What is expected — This exercise asks for a copy of each line in the records below with the word "Mbps" in it.

Source records
"""
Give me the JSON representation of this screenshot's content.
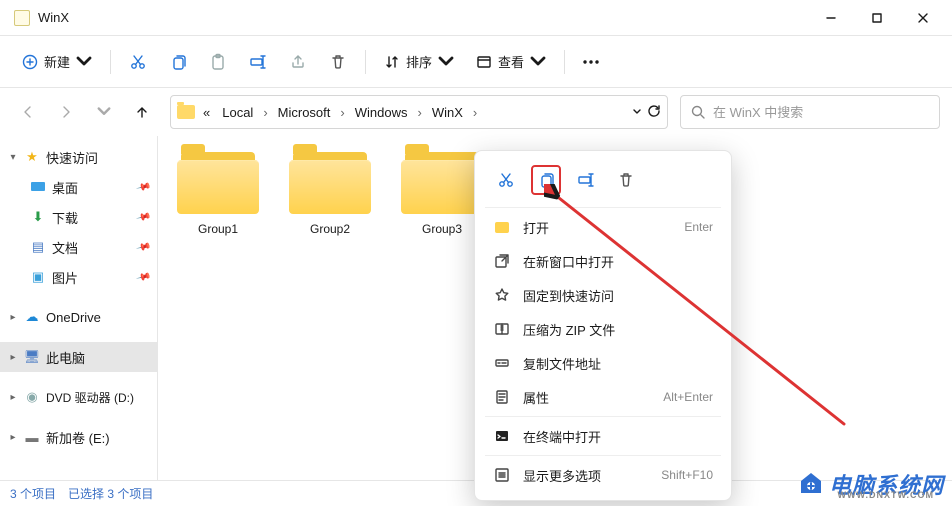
{
  "window": {
    "title": "WinX"
  },
  "toolbar": {
    "new_label": "新建",
    "sort_label": "排序",
    "view_label": "查看"
  },
  "breadcrumb": {
    "prefix": "«",
    "items": [
      "Local",
      "Microsoft",
      "Windows",
      "WinX"
    ]
  },
  "search": {
    "placeholder": "在 WinX 中搜索"
  },
  "sidebar": {
    "quick_access": "快速访问",
    "desktop": "桌面",
    "downloads": "下载",
    "documents": "文档",
    "pictures": "图片",
    "onedrive": "OneDrive",
    "this_pc": "此电脑",
    "dvd": "DVD 驱动器 (D:)",
    "volume": "新加卷 (E:)"
  },
  "folders": [
    {
      "name": "Group1"
    },
    {
      "name": "Group2"
    },
    {
      "name": "Group3"
    }
  ],
  "context": {
    "open": "打开",
    "open_sc": "Enter",
    "open_new": "在新窗口中打开",
    "pin_qa": "固定到快速访问",
    "zip": "压缩为 ZIP 文件",
    "copy_path": "复制文件地址",
    "properties": "属性",
    "properties_sc": "Alt+Enter",
    "terminal": "在终端中打开",
    "more": "显示更多选项",
    "more_sc": "Shift+F10"
  },
  "status": {
    "count": "3 个项目",
    "selected": "已选择 3 个项目"
  },
  "watermark": {
    "cn": "电脑系统网",
    "en": "WWW.DNXTW.COM"
  }
}
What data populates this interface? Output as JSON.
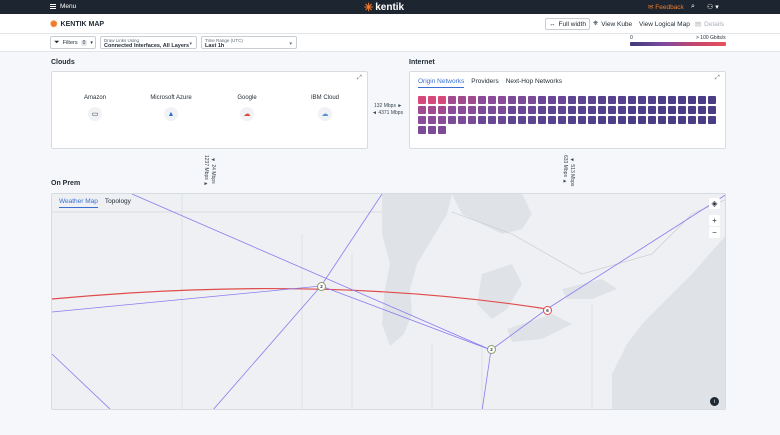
{
  "topbar": {
    "menu_label": "Menu",
    "brand": "kentik",
    "feedback_label": "Feedback",
    "search_icon": "search-icon",
    "user_icon": "user-icon"
  },
  "header": {
    "title": "KENTIK MAP",
    "full_width_label": "Full width",
    "view_kube_label": "View Kube",
    "view_logical_map_label": "View Logical Map",
    "details_label": "Details"
  },
  "filters": {
    "filters_label": "Filters",
    "filters_count": "0",
    "draw_links": {
      "label": "Draw Links Using",
      "value": "Connected Interfaces, All Layers"
    },
    "time_range": {
      "label": "Time Range (UTC)",
      "value": "Last 1h"
    },
    "legend_min": "0",
    "legend_max": "> 100 Gbits/s"
  },
  "clouds": {
    "title": "Clouds",
    "providers": [
      {
        "name": "Amazon",
        "icon": "aws-icon"
      },
      {
        "name": "Microsoft Azure",
        "icon": "azure-icon"
      },
      {
        "name": "Google",
        "icon": "gcp-icon"
      },
      {
        "name": "IBM Cloud",
        "icon": "ibm-cloud-icon"
      }
    ]
  },
  "links": {
    "cloud_to_internet_out": "132 Mbps ►",
    "cloud_to_internet_in": "◄ 4371 Mbps",
    "clouds_to_onprem_a": "1237 Mbps ►",
    "clouds_to_onprem_b": "◄ 24 Mbps",
    "internet_to_onprem_a": "633 Mbps ►",
    "internet_to_onprem_b": "◄ 513 Mbps"
  },
  "internet": {
    "title": "Internet",
    "tabs": [
      "Origin Networks",
      "Providers",
      "Next-Hop Networks"
    ],
    "active_tab": 0,
    "cell_colors": [
      "#d6487a",
      "#a24a8e",
      "#8a4c98",
      "#7c4b98",
      "#6a4696",
      "#5e4592",
      "#574290",
      "#51408c",
      "#4d3e89",
      "#4a3d86"
    ]
  },
  "onprem": {
    "title": "On Prem",
    "tabs": [
      "Weather Map",
      "Topology"
    ],
    "active_tab": 0,
    "nodes": [
      {
        "label": "2",
        "id": "node-midwest"
      },
      {
        "label": "6",
        "id": "node-east"
      },
      {
        "label": "2",
        "id": "node-south"
      }
    ]
  }
}
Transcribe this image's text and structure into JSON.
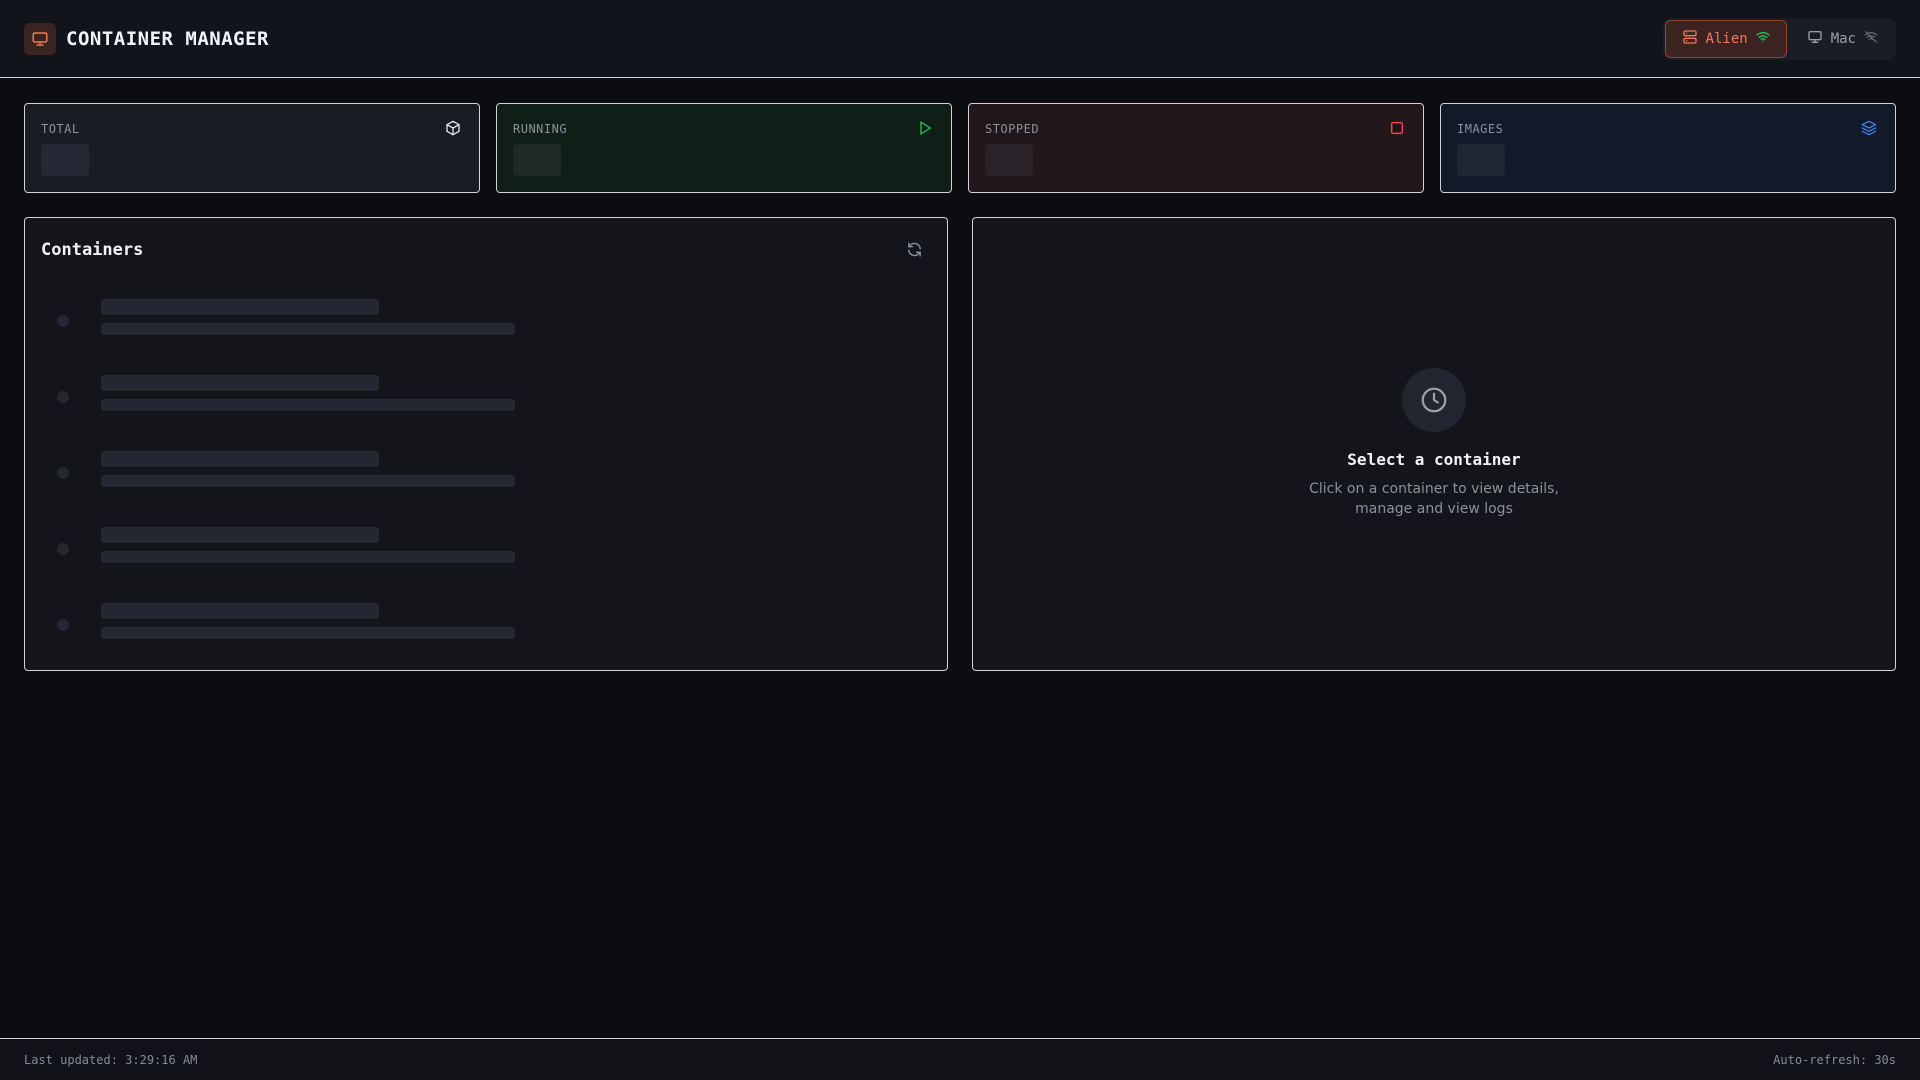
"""
Solution for this problem —
    "cloud_to_internet_out": "132 Mbps ►",
    "cloud_to_internet_in": "◄ 4371 Mbps",
    "clouds_to_onprem_a": "1237 Mbps ►",
    "clouds_to_onprem_b": "◄ 24 Mbps",
    "internet_to_onprem_a": "633 Mbps ►",
    "internet_to_onprem_b": "◄ 513 Mbps"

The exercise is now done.